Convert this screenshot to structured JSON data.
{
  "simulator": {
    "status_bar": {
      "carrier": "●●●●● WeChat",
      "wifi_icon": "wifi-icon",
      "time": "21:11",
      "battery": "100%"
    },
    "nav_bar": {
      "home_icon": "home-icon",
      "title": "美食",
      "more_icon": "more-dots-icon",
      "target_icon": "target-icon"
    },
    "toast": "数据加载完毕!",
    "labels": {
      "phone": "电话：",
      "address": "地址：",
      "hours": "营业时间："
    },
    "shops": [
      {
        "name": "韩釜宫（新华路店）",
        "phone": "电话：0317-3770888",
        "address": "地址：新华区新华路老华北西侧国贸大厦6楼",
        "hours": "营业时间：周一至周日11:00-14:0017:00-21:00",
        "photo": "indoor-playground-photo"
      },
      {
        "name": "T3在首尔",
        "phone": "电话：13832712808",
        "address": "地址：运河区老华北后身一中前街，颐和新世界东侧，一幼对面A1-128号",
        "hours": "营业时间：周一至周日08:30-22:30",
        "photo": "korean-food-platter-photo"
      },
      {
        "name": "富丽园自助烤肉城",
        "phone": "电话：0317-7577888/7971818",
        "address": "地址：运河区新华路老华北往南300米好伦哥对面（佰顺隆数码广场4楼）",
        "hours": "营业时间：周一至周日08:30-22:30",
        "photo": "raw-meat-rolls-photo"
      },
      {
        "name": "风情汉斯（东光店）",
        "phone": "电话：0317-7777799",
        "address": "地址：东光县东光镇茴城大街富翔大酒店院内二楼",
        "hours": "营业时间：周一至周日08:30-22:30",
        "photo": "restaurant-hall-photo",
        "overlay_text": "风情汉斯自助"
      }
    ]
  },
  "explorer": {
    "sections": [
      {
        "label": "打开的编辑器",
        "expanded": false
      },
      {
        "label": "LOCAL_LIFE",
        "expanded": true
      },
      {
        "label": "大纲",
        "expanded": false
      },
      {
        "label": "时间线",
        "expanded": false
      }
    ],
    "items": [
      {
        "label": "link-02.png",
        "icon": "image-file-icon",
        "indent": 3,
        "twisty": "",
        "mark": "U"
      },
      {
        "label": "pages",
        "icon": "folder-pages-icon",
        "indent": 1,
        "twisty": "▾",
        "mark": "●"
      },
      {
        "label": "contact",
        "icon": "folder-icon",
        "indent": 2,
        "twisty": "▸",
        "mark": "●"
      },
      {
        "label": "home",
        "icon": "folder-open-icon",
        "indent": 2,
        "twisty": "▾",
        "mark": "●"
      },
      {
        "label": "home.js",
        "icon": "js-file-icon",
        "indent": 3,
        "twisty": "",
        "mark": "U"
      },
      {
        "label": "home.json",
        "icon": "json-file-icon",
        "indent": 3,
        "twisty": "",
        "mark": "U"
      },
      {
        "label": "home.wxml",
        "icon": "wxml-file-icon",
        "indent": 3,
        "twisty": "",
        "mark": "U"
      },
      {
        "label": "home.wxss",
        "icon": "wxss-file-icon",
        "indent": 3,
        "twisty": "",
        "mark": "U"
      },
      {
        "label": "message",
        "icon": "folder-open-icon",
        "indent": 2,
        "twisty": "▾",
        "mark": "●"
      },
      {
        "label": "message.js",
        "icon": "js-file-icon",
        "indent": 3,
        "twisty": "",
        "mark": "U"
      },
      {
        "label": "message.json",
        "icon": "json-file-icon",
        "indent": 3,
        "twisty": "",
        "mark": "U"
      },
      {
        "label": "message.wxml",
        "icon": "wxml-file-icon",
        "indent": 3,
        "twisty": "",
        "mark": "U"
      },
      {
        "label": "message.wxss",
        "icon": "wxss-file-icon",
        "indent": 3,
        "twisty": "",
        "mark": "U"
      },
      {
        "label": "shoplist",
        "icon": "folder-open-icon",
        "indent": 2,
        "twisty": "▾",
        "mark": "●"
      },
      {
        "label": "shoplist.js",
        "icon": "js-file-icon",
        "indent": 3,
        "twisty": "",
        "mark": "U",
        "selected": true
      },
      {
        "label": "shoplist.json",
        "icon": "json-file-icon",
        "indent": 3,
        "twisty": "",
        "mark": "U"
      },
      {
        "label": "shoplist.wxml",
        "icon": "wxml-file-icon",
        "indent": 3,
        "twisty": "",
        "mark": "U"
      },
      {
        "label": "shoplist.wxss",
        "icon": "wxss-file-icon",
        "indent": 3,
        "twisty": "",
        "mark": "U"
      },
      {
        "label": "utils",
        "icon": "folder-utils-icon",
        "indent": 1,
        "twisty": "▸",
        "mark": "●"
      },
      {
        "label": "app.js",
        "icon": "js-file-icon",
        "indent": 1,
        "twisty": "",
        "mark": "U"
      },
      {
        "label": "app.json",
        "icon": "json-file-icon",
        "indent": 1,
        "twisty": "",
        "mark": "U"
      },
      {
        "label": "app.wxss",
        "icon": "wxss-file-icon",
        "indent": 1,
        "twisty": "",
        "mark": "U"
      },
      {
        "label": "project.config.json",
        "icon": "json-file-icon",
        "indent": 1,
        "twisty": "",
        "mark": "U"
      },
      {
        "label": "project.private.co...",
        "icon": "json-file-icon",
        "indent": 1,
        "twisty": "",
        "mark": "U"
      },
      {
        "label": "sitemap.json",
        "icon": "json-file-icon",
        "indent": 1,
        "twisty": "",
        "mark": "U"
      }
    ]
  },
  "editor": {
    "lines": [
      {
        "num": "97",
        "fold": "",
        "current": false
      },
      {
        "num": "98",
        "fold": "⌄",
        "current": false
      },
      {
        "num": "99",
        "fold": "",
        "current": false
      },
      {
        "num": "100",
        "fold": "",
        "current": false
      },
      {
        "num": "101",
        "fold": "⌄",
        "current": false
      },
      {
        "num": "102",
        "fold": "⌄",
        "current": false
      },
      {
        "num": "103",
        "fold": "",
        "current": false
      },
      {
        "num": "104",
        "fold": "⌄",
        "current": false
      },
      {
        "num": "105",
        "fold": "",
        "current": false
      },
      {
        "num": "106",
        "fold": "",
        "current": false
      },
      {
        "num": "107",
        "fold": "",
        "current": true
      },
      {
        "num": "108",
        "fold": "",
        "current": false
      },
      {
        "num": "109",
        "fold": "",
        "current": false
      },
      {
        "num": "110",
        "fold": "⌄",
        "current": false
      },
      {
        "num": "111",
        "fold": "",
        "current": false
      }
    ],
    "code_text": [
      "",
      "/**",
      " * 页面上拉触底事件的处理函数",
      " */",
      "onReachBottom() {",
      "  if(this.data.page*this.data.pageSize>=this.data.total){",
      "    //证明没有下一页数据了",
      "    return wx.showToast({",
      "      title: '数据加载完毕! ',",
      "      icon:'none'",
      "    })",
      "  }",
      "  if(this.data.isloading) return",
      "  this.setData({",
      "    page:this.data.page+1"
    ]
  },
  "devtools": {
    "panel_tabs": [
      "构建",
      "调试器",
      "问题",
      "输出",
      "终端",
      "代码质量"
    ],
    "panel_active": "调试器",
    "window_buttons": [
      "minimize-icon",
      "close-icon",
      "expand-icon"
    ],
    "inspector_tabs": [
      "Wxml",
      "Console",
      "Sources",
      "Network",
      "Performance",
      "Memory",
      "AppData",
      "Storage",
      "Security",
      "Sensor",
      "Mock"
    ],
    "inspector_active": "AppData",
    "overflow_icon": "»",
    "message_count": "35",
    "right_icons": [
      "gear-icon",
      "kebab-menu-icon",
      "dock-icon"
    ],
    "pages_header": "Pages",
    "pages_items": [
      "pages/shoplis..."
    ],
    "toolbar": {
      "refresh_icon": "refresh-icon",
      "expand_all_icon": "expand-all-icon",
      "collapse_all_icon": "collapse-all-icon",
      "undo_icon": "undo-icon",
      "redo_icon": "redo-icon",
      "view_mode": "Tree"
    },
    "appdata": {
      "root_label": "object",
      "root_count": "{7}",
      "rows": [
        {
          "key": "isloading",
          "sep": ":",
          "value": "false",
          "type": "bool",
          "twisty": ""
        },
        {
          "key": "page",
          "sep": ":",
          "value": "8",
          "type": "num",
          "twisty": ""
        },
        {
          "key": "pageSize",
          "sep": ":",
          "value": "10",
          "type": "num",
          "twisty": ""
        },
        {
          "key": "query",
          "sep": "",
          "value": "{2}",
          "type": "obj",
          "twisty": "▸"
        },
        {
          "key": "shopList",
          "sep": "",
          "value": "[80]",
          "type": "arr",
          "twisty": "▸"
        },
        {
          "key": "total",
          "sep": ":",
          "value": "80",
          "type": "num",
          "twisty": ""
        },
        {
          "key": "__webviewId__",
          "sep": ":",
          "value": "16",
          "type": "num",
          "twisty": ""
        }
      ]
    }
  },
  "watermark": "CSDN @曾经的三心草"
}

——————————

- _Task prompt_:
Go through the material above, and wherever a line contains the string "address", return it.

- _Answer space_:
      "address": "地址：",
        "address": "地址：新华区新华路老华北西侧国贸大厦6楼",
        "address": "地址：运河区老华北后身一中前街，颐和新世界东侧，一幼对面A1-128号",
        "address": "地址：运河区新华路老华北往南300米好伦哥对面（佰顺隆数码广场4楼）",
        "address": "地址：东光县东光镇茴城大街富翔大酒店院内二楼",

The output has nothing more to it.